online discussions on JP2 validation. Some people asked me about the
feasibility of expanding the tool to a full-fledged JP2 validator.
Despite some initial reservations, I eventually decided to dedicate a
couple of weeks to writing a rough prototype. The first results of this
work are now ready in the form of the jpylyzer tool. Although I
initially intended to limit its functionality to validation (i.e.
verification against the format specifications), I quickly realised that
since validation would require the tool to extract and verify all header
properties anyway, it would make little sense not to include this
information in its output. As a result, jpylyzer is both a validator
and a properties extractor.
21 September 2011
As I already briefly mentioned in a previous blog
one of the objectives of the
SCAPE project is to develop an
architecture that will enable large scale characterisation of digital
file objects. As a first step, we are evaluating existing
characterisation tools. The overall aim of this work is twofold. First,
we want to establish which tools are suitable candidates for inclusion
in the SCAPE architecture. As the enhancement of existing tools is
another goal of SCAPE, the evaluation is also aimed at getting a better
idea of the specific strengths and weaknesses of each individual tool.
The outcome of this will be helpful for deciding what modifications and
improvements are needed.
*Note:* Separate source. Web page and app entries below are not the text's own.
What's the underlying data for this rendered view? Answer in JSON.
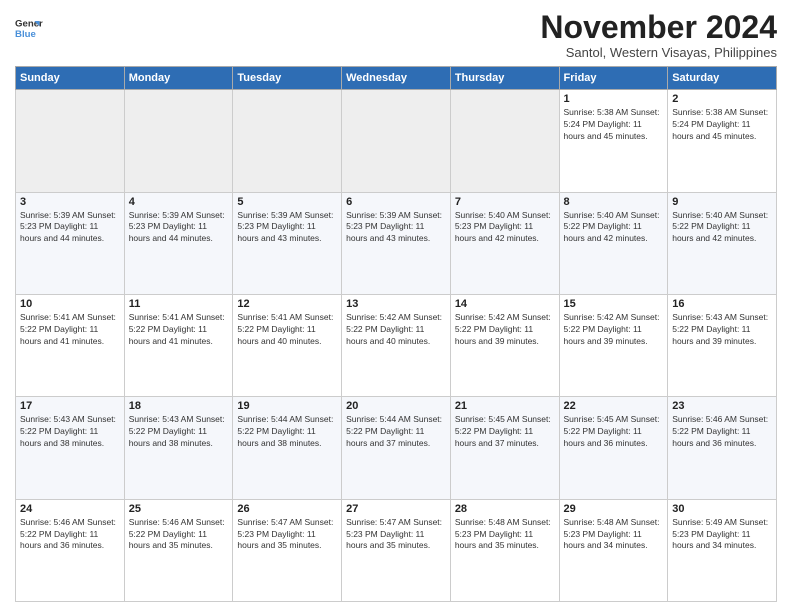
{
  "logo": {
    "line1": "General",
    "line2": "Blue"
  },
  "title": "November 2024",
  "location": "Santol, Western Visayas, Philippines",
  "days_of_week": [
    "Sunday",
    "Monday",
    "Tuesday",
    "Wednesday",
    "Thursday",
    "Friday",
    "Saturday"
  ],
  "weeks": [
    [
      {
        "day": "",
        "info": ""
      },
      {
        "day": "",
        "info": ""
      },
      {
        "day": "",
        "info": ""
      },
      {
        "day": "",
        "info": ""
      },
      {
        "day": "",
        "info": ""
      },
      {
        "day": "1",
        "info": "Sunrise: 5:38 AM\nSunset: 5:24 PM\nDaylight: 11 hours and 45 minutes."
      },
      {
        "day": "2",
        "info": "Sunrise: 5:38 AM\nSunset: 5:24 PM\nDaylight: 11 hours and 45 minutes."
      }
    ],
    [
      {
        "day": "3",
        "info": "Sunrise: 5:39 AM\nSunset: 5:23 PM\nDaylight: 11 hours and 44 minutes."
      },
      {
        "day": "4",
        "info": "Sunrise: 5:39 AM\nSunset: 5:23 PM\nDaylight: 11 hours and 44 minutes."
      },
      {
        "day": "5",
        "info": "Sunrise: 5:39 AM\nSunset: 5:23 PM\nDaylight: 11 hours and 43 minutes."
      },
      {
        "day": "6",
        "info": "Sunrise: 5:39 AM\nSunset: 5:23 PM\nDaylight: 11 hours and 43 minutes."
      },
      {
        "day": "7",
        "info": "Sunrise: 5:40 AM\nSunset: 5:23 PM\nDaylight: 11 hours and 42 minutes."
      },
      {
        "day": "8",
        "info": "Sunrise: 5:40 AM\nSunset: 5:22 PM\nDaylight: 11 hours and 42 minutes."
      },
      {
        "day": "9",
        "info": "Sunrise: 5:40 AM\nSunset: 5:22 PM\nDaylight: 11 hours and 42 minutes."
      }
    ],
    [
      {
        "day": "10",
        "info": "Sunrise: 5:41 AM\nSunset: 5:22 PM\nDaylight: 11 hours and 41 minutes."
      },
      {
        "day": "11",
        "info": "Sunrise: 5:41 AM\nSunset: 5:22 PM\nDaylight: 11 hours and 41 minutes."
      },
      {
        "day": "12",
        "info": "Sunrise: 5:41 AM\nSunset: 5:22 PM\nDaylight: 11 hours and 40 minutes."
      },
      {
        "day": "13",
        "info": "Sunrise: 5:42 AM\nSunset: 5:22 PM\nDaylight: 11 hours and 40 minutes."
      },
      {
        "day": "14",
        "info": "Sunrise: 5:42 AM\nSunset: 5:22 PM\nDaylight: 11 hours and 39 minutes."
      },
      {
        "day": "15",
        "info": "Sunrise: 5:42 AM\nSunset: 5:22 PM\nDaylight: 11 hours and 39 minutes."
      },
      {
        "day": "16",
        "info": "Sunrise: 5:43 AM\nSunset: 5:22 PM\nDaylight: 11 hours and 39 minutes."
      }
    ],
    [
      {
        "day": "17",
        "info": "Sunrise: 5:43 AM\nSunset: 5:22 PM\nDaylight: 11 hours and 38 minutes."
      },
      {
        "day": "18",
        "info": "Sunrise: 5:43 AM\nSunset: 5:22 PM\nDaylight: 11 hours and 38 minutes."
      },
      {
        "day": "19",
        "info": "Sunrise: 5:44 AM\nSunset: 5:22 PM\nDaylight: 11 hours and 38 minutes."
      },
      {
        "day": "20",
        "info": "Sunrise: 5:44 AM\nSunset: 5:22 PM\nDaylight: 11 hours and 37 minutes."
      },
      {
        "day": "21",
        "info": "Sunrise: 5:45 AM\nSunset: 5:22 PM\nDaylight: 11 hours and 37 minutes."
      },
      {
        "day": "22",
        "info": "Sunrise: 5:45 AM\nSunset: 5:22 PM\nDaylight: 11 hours and 36 minutes."
      },
      {
        "day": "23",
        "info": "Sunrise: 5:46 AM\nSunset: 5:22 PM\nDaylight: 11 hours and 36 minutes."
      }
    ],
    [
      {
        "day": "24",
        "info": "Sunrise: 5:46 AM\nSunset: 5:22 PM\nDaylight: 11 hours and 36 minutes."
      },
      {
        "day": "25",
        "info": "Sunrise: 5:46 AM\nSunset: 5:22 PM\nDaylight: 11 hours and 35 minutes."
      },
      {
        "day": "26",
        "info": "Sunrise: 5:47 AM\nSunset: 5:23 PM\nDaylight: 11 hours and 35 minutes."
      },
      {
        "day": "27",
        "info": "Sunrise: 5:47 AM\nSunset: 5:23 PM\nDaylight: 11 hours and 35 minutes."
      },
      {
        "day": "28",
        "info": "Sunrise: 5:48 AM\nSunset: 5:23 PM\nDaylight: 11 hours and 35 minutes."
      },
      {
        "day": "29",
        "info": "Sunrise: 5:48 AM\nSunset: 5:23 PM\nDaylight: 11 hours and 34 minutes."
      },
      {
        "day": "30",
        "info": "Sunrise: 5:49 AM\nSunset: 5:23 PM\nDaylight: 11 hours and 34 minutes."
      }
    ]
  ]
}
Also, many of these tools are widely used
outside of the SCAPE project, which means that the results will most
likely be relevant to a wider audience (including the original tool
01 September 2011
Over the last few weeks I’ve been working on the design of a workflow
that the KB is planning to use for the migration of a collection of
(mostly old) TIFF images to JP2. One major risk of such a migration is
that hardware failures during the migration process may result in
corrupted images. For instance, one could imagine a brief network or
power interruption that occurs while an image is being written to disk.
In that case data may be missing from the written file. Ideally we would
be able to detect such errors using format validation tools such as
JHOVE. Some time ago Paul Wheatley
reported that the BL at some point were dealing with corrupted,
incomplete JP2 files that were nevertheless deemed “well-formed and
valid” by JHOVE. So I started doing some experiments in which I
deliberately butchered up some images, and subsequently checked to what
extent existing tools would detect this.